--- STORED DATA Enclosed Below ---
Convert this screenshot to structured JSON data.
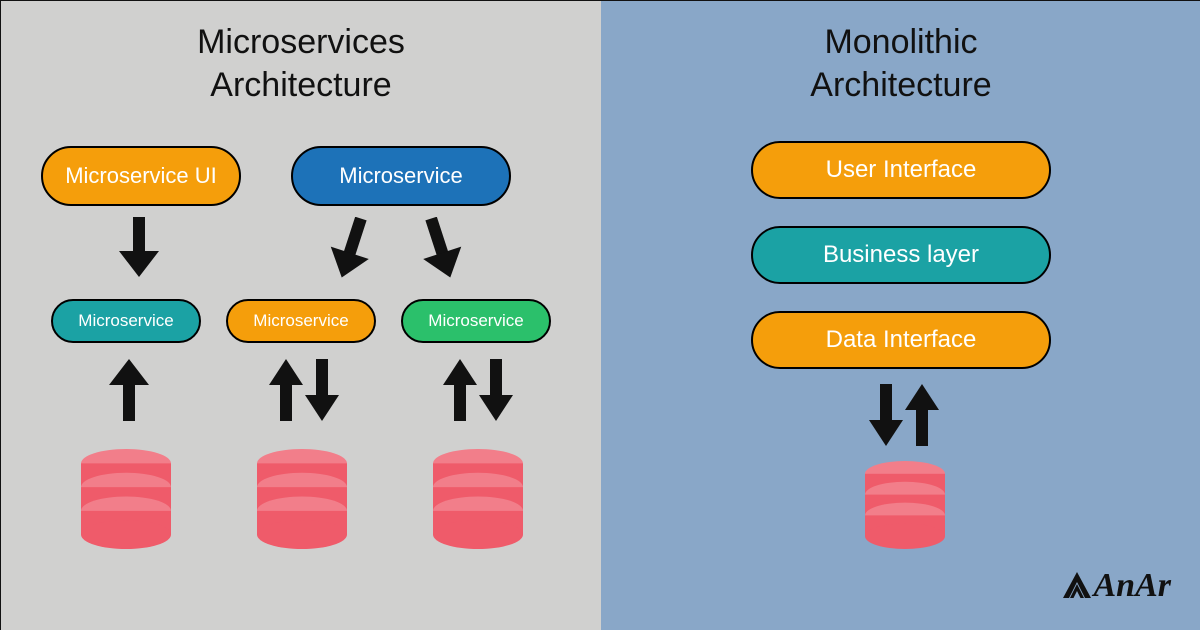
{
  "left": {
    "title": "Microservices\nArchitecture",
    "nodes": {
      "top_ui": {
        "label": "Microservice UI",
        "color": "orange"
      },
      "top_svc": {
        "label": "Microservice",
        "color": "blue"
      },
      "mid_teal": {
        "label": "Microservice",
        "color": "teal"
      },
      "mid_org": {
        "label": "Microservice",
        "color": "orange"
      },
      "mid_grn": {
        "label": "Microservice",
        "color": "green"
      }
    }
  },
  "right": {
    "title": "Monolithic\nArchitecture",
    "layers": {
      "ui": {
        "label": "User Interface",
        "color": "orange"
      },
      "biz": {
        "label": "Business layer",
        "color": "teal"
      },
      "data": {
        "label": "Data Interface",
        "color": "orange"
      }
    }
  },
  "brand": "AnAr",
  "colors": {
    "orange": "#f59e0b",
    "blue": "#1d72b8",
    "teal": "#1ba2a4",
    "green": "#2bc06b",
    "db_red": "#ef5b6a",
    "db_red_top": "#f27e8a"
  }
}
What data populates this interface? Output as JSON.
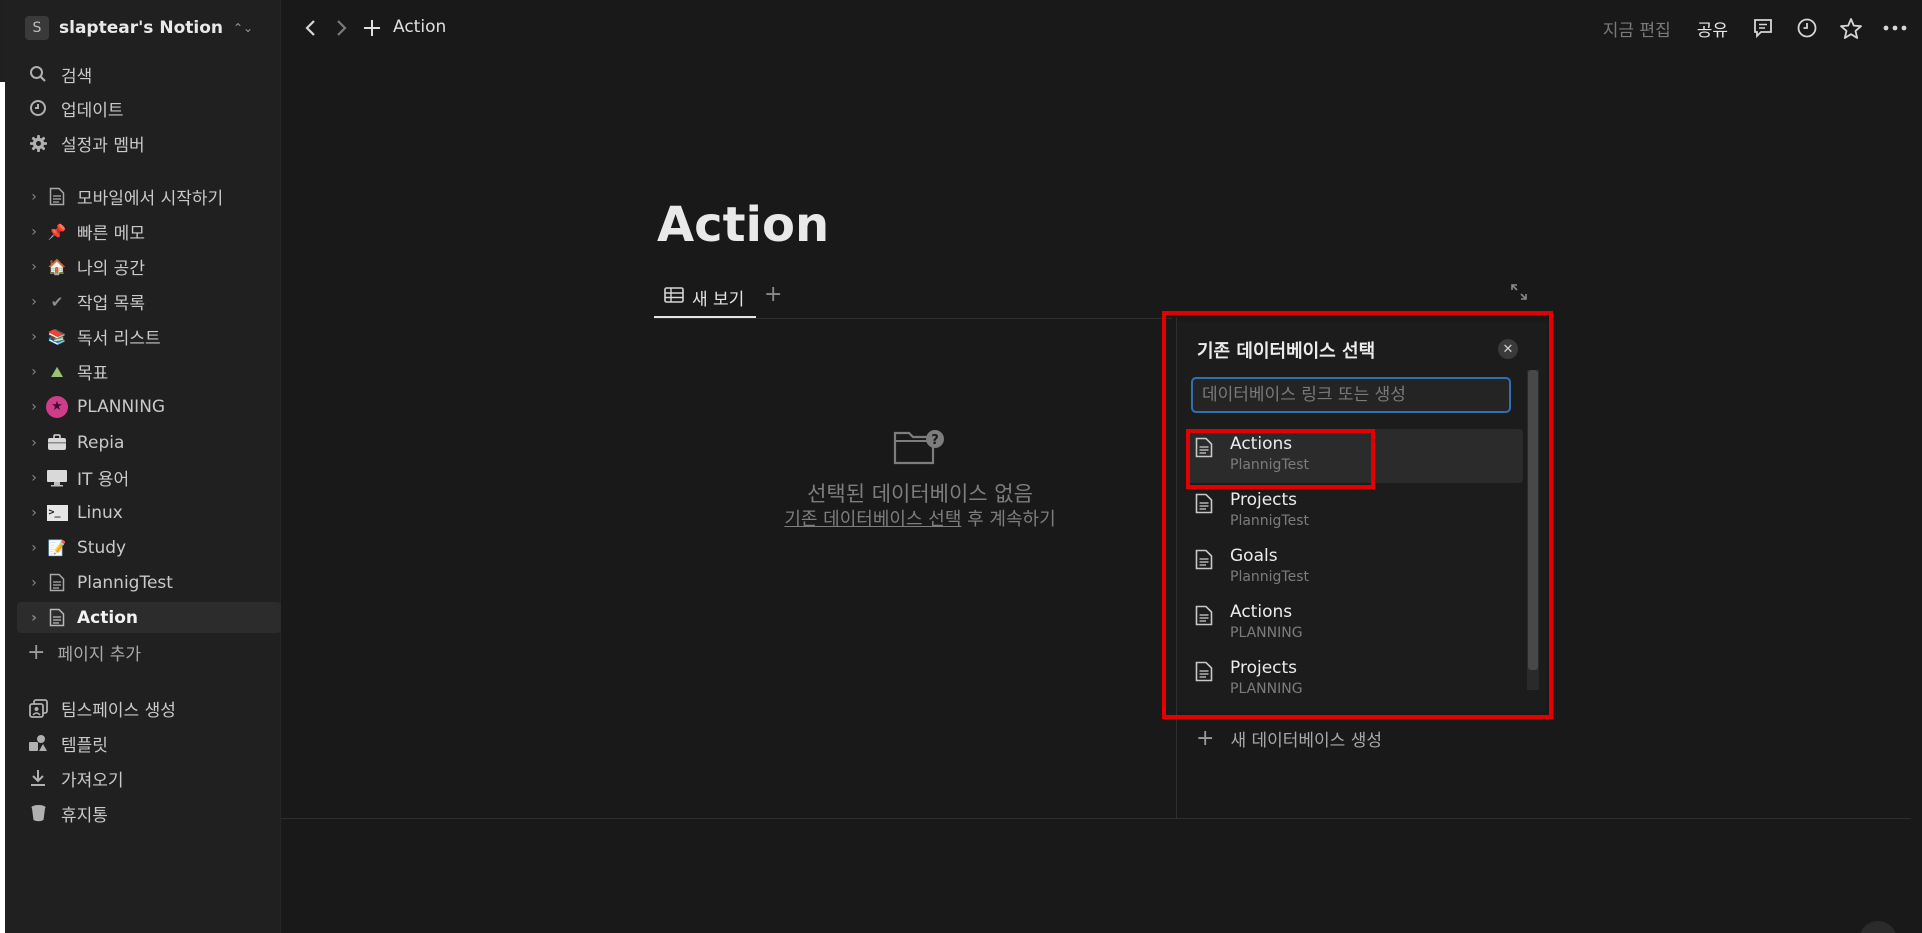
{
  "workspace": {
    "avatar_letter": "S",
    "name": "slaptear's Notion",
    "switch_icon": "chevron-up-down-icon"
  },
  "sidebar": {
    "nav": [
      {
        "label": "검색",
        "icon": "search-icon"
      },
      {
        "label": "업데이트",
        "icon": "clock-icon"
      },
      {
        "label": "설정과 멤버",
        "icon": "gear-icon"
      }
    ],
    "pages": [
      {
        "label": "모바일에서 시작하기",
        "icon": "document-icon",
        "emoji": ""
      },
      {
        "label": "빠른 메모",
        "icon": "pushpin-icon",
        "emoji": "📌"
      },
      {
        "label": "나의 공간",
        "icon": "house-icon",
        "emoji": "🏠"
      },
      {
        "label": "작업 목록",
        "icon": "checkmark-icon",
        "emoji": "✔"
      },
      {
        "label": "독서 리스트",
        "icon": "books-icon",
        "emoji": "📚"
      },
      {
        "label": "목표",
        "icon": "mountain-icon",
        "emoji": "⛰"
      },
      {
        "label": "PLANNING",
        "icon": "star-badge-icon",
        "emoji": "★"
      },
      {
        "label": "Repia",
        "icon": "briefcase-icon",
        "emoji": "💼"
      },
      {
        "label": "IT 용어",
        "icon": "monitor-icon",
        "emoji": "🖥"
      },
      {
        "label": "Linux",
        "icon": "terminal-icon",
        "emoji": ">_"
      },
      {
        "label": "Study",
        "icon": "memo-icon",
        "emoji": "📝"
      },
      {
        "label": "PlannigTest",
        "icon": "document-icon",
        "emoji": ""
      },
      {
        "label": "Action",
        "icon": "document-icon",
        "emoji": ""
      }
    ],
    "add_page": "페이지 추가",
    "bottom": [
      {
        "label": "팀스페이스 생성",
        "icon": "teamspace-icon"
      },
      {
        "label": "템플릿",
        "icon": "shapes-icon"
      },
      {
        "label": "가져오기",
        "icon": "download-icon"
      },
      {
        "label": "휴지통",
        "icon": "trash-icon"
      }
    ]
  },
  "topbar": {
    "breadcrumb": "Action",
    "editing_text": "지금 편집",
    "share_label": "공유"
  },
  "page": {
    "title": "Action",
    "view_tab_label": "새 보기",
    "empty_title": "선택된 데이터베이스 없음",
    "empty_link": "기존 데이터베이스 선택",
    "empty_suffix": " 후 계속하기"
  },
  "db_picker": {
    "title": "기존 데이터베이스 선택",
    "search_placeholder": "데이터베이스 링크 또는 생성",
    "items": [
      {
        "name": "Actions",
        "source": "PlannigTest"
      },
      {
        "name": "Projects",
        "source": "PlannigTest"
      },
      {
        "name": "Goals",
        "source": "PlannigTest"
      },
      {
        "name": "Actions",
        "source": "PLANNING"
      },
      {
        "name": "Projects",
        "source": "PLANNING"
      }
    ],
    "new_db_label": "새 데이터베이스 생성"
  },
  "colors": {
    "background": "#191919",
    "sidebar": "#202020",
    "focus_border": "#2f6fb3",
    "highlight_red": "#e30000",
    "planning_badge": "#d13c8a",
    "pin_red": "#e0443e"
  }
}
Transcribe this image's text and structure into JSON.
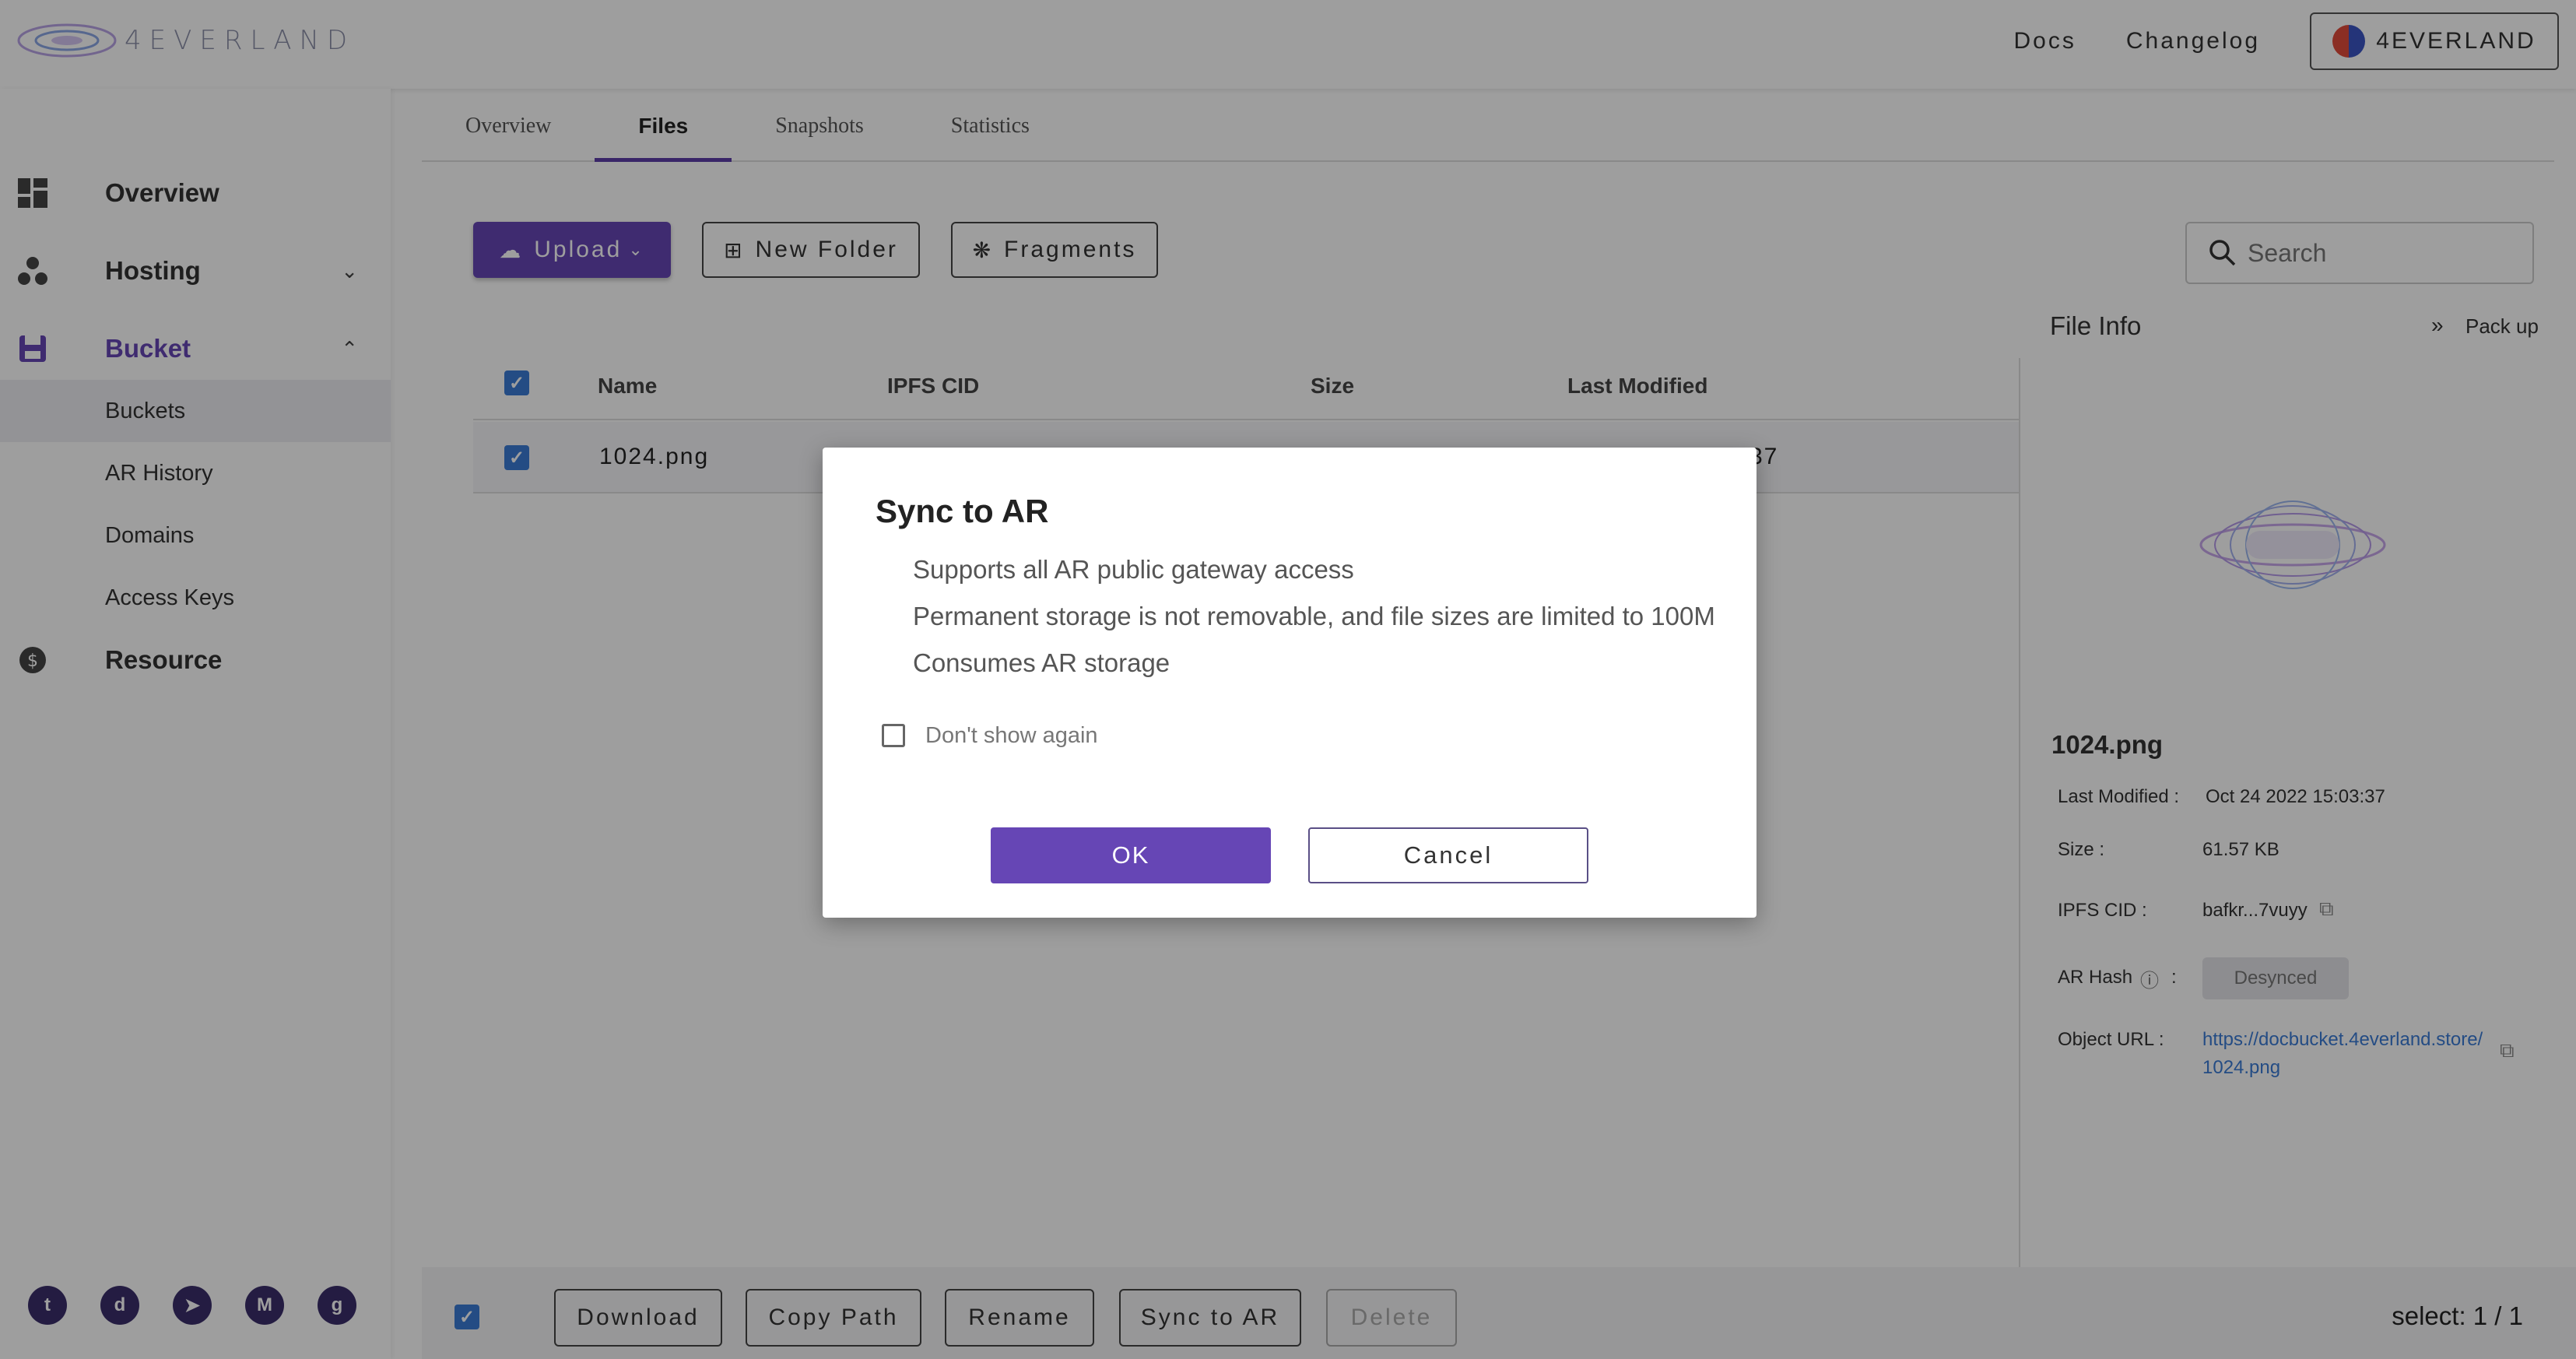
{
  "header": {
    "logo_text": "4EVERLAND",
    "links": [
      "Docs",
      "Changelog"
    ],
    "account_label": "4EVERLAND"
  },
  "sidebar": {
    "items": [
      {
        "label": "Overview",
        "icon": "dashboard-icon"
      },
      {
        "label": "Hosting",
        "icon": "hosting-icon"
      },
      {
        "label": "Bucket",
        "icon": "bucket-icon"
      },
      {
        "label": "Resource",
        "icon": "dollar-icon"
      }
    ],
    "bucket_sub": [
      "Buckets",
      "AR History",
      "Domains",
      "Access Keys"
    ],
    "socials": [
      "twitter-icon",
      "discord-icon",
      "telegram-icon",
      "medium-icon",
      "github-icon"
    ]
  },
  "tabs": [
    "Overview",
    "Files",
    "Snapshots",
    "Statistics"
  ],
  "toolbar": {
    "upload_label": "Upload",
    "new_folder_label": "New Folder",
    "fragments_label": "Fragments",
    "search_placeholder": "Search"
  },
  "table": {
    "columns": [
      "Name",
      "IPFS CID",
      "Size",
      "Last Modified"
    ],
    "rows": [
      {
        "name": "1024.png",
        "last_modified_fragment": "37"
      }
    ]
  },
  "file_info": {
    "title": "File Info",
    "pack_up": "Pack up",
    "name": "1024.png",
    "last_modified_label": "Last Modified :",
    "last_modified": "Oct 24 2022 15:03:37",
    "size_label": "Size :",
    "size": "61.57 KB",
    "cid_label": "IPFS CID :",
    "cid": "bafkr...7vuyy",
    "ar_hash_label": "AR Hash",
    "ar_hash_colon": ":",
    "ar_status": "Desynced",
    "url_label": "Object URL :",
    "url_line1": "https://docbucket.4everland.store/",
    "url_line2": "1024.png"
  },
  "bottom_bar": {
    "buttons": [
      "Download",
      "Copy Path",
      "Rename",
      "Sync to AR",
      "Delete"
    ],
    "select_count": "select: 1 / 1"
  },
  "modal": {
    "title": "Sync to AR",
    "lines": [
      "Supports all AR public gateway access",
      "Permanent storage is not removable, and file sizes are limited to 100M",
      "Consumes AR storage"
    ],
    "checkbox_label": "Don't show again",
    "ok_label": "OK",
    "cancel_label": "Cancel"
  },
  "colors": {
    "accent": "#6646b5",
    "checkbox": "#3a7bd5",
    "link": "#3a7bd5"
  }
}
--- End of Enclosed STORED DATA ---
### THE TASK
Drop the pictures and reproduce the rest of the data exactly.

### REPLY TO THE EXERCISE
Convert this screenshot to structured JSON data.
{
  "left": {
    "title": "Microservices\nArchitecture",
    "nodes": {
      "top_ui": {
        "label": "Microservice UI",
        "color": "orange"
      },
      "top_svc": {
        "label": "Microservice",
        "color": "blue"
      },
      "mid_teal": {
        "label": "Microservice",
        "color": "teal"
      },
      "mid_org": {
        "label": "Microservice",
        "color": "orange"
      },
      "mid_grn": {
        "label": "Microservice",
        "color": "green"
      }
    }
  },
  "right": {
    "title": "Monolithic\nArchitecture",
    "layers": {
      "ui": {
        "label": "User Interface",
        "color": "orange"
      },
      "biz": {
        "label": "Business layer",
        "color": "teal"
      },
      "data": {
        "label": "Data Interface",
        "color": "orange"
      }
    }
  },
  "brand": "AnAr",
  "colors": {
    "orange": "#f59e0b",
    "blue": "#1d72b8",
    "teal": "#1ba2a4",
    "green": "#2bc06b",
    "db_red": "#ef5b6a",
    "db_red_top": "#f27e8a"
  }
}
What data populates this interface? Output as JSON.
{
  "workspace": {
    "avatar_letter": "S",
    "name": "slaptear's Notion",
    "switch_icon": "chevron-up-down-icon"
  },
  "sidebar": {
    "nav": [
      {
        "label": "검색",
        "icon": "search-icon"
      },
      {
        "label": "업데이트",
        "icon": "clock-icon"
      },
      {
        "label": "설정과 멤버",
        "icon": "gear-icon"
      }
    ],
    "pages": [
      {
        "label": "모바일에서 시작하기",
        "icon": "document-icon",
        "emoji": ""
      },
      {
        "label": "빠른 메모",
        "icon": "pushpin-icon",
        "emoji": "📌"
      },
      {
        "label": "나의 공간",
        "icon": "house-icon",
        "emoji": "🏠"
      },
      {
        "label": "작업 목록",
        "icon": "checkmark-icon",
        "emoji": "✔"
      },
      {
        "label": "독서 리스트",
        "icon": "books-icon",
        "emoji": "📚"
      },
      {
        "label": "목표",
        "icon": "mountain-icon",
        "emoji": "⛰"
      },
      {
        "label": "PLANNING",
        "icon": "star-badge-icon",
        "emoji": "★"
      },
      {
        "label": "Repia",
        "icon": "briefcase-icon",
        "emoji": "💼"
      },
      {
        "label": "IT 용어",
        "icon": "monitor-icon",
        "emoji": "🖥"
      },
      {
        "label": "Linux",
        "icon": "terminal-icon",
        "emoji": ">_"
      },
      {
        "label": "Study",
        "icon": "memo-icon",
        "emoji": "📝"
      },
      {
        "label": "PlannigTest",
        "icon": "document-icon",
        "emoji": ""
      },
      {
        "label": "Action",
        "icon": "document-icon",
        "emoji": ""
      }
    ],
    "add_page": "페이지 추가",
    "bottom": [
      {
        "label": "팀스페이스 생성",
        "icon": "teamspace-icon"
      },
      {
        "label": "템플릿",
        "icon": "shapes-icon"
      },
      {
        "label": "가져오기",
        "icon": "download-icon"
      },
      {
        "label": "휴지통",
        "icon": "trash-icon"
      }
    ]
  },
  "topbar": {
    "breadcrumb": "Action",
    "editing_text": "지금 편집",
    "share_label": "공유"
  },
  "page": {
    "title": "Action",
    "view_tab_label": "새 보기",
    "empty_title": "선택된 데이터베이스 없음",
    "empty_link": "기존 데이터베이스 선택",
    "empty_suffix": " 후 계속하기"
  },
  "db_picker": {
    "title": "기존 데이터베이스 선택",
    "search_placeholder": "데이터베이스 링크 또는 생성",
    "items": [
      {
        "name": "Actions",
        "source": "PlannigTest"
      },
      {
        "name": "Projects",
        "source": "PlannigTest"
      },
      {
        "name": "Goals",
        "source": "PlannigTest"
      },
      {
        "name": "Actions",
        "source": "PLANNING"
      },
      {
        "name": "Projects",
        "source": "PLANNING"
      }
    ],
    "new_db_label": "새 데이터베이스 생성"
  },
  "colors": {
    "background": "#191919",
    "sidebar": "#202020",
    "focus_border": "#2f6fb3",
    "highlight_red": "#e30000",
    "planning_badge": "#d13c8a",
    "pin_red": "#e0443e"
  }
}
Transcribe this image's text and structure into JSON.
{
  "header": {
    "logo_text": "4EVERLAND",
    "links": [
      "Docs",
      "Changelog"
    ],
    "account_label": "4EVERLAND"
  },
  "sidebar": {
    "items": [
      {
        "label": "Overview",
        "icon": "dashboard-icon"
      },
      {
        "label": "Hosting",
        "icon": "hosting-icon"
      },
      {
        "label": "Bucket",
        "icon": "bucket-icon"
      },
      {
        "label": "Resource",
        "icon": "dollar-icon"
      }
    ],
    "bucket_sub": [
      "Buckets",
      "AR History",
      "Domains",
      "Access Keys"
    ],
    "socials": [
      "twitter-icon",
      "discord-icon",
      "telegram-icon",
      "medium-icon",
      "github-icon"
    ]
  },
  "tabs": [
    "Overview",
    "Files",
    "Snapshots",
    "Statistics"
  ],
  "toolbar": {
    "upload_label": "Upload",
    "new_folder_label": "New Folder",
    "fragments_label": "Fragments",
    "search_placeholder": "Search"
  },
  "table": {
    "columns": [
      "Name",
      "IPFS CID",
      "Size",
      "Last Modified"
    ],
    "rows": [
      {
        "name": "1024.png",
        "last_modified_fragment": "37"
      }
    ]
  },
  "file_info": {
    "title": "File Info",
    "pack_up": "Pack up",
    "name": "1024.png",
    "last_modified_label": "Last Modified :",
    "last_modified": "Oct 24 2022 15:03:37",
    "size_label": "Size :",
    "size": "61.57 KB",
    "cid_label": "IPFS CID :",
    "cid": "bafkr...7vuyy",
    "ar_hash_label": "AR Hash",
    "ar_hash_colon": ":",
    "ar_status": "Desynced",
    "url_label": "Object URL :",
    "url_line1": "https://docbucket.4everland.store/",
    "url_line2": "1024.png"
  },
  "bottom_bar": {
    "buttons": [
      "Download",
      "Copy Path",
      "Rename",
      "Sync to AR",
      "Delete"
    ],
    "select_count": "select: 1 / 1"
  },
  "modal": {
    "title": "Sync to AR",
    "lines": [
      "Supports all AR public gateway access",
      "Permanent storage is not removable, and file sizes are limited to 100M",
      "Consumes AR storage"
    ],
    "checkbox_label": "Don't show again",
    "ok_label": "OK",
    "cancel_label": "Cancel"
  },
  "colors": {
    "accent": "#6646b5",
    "checkbox": "#3a7bd5",
    "link": "#3a7bd5"
  }
}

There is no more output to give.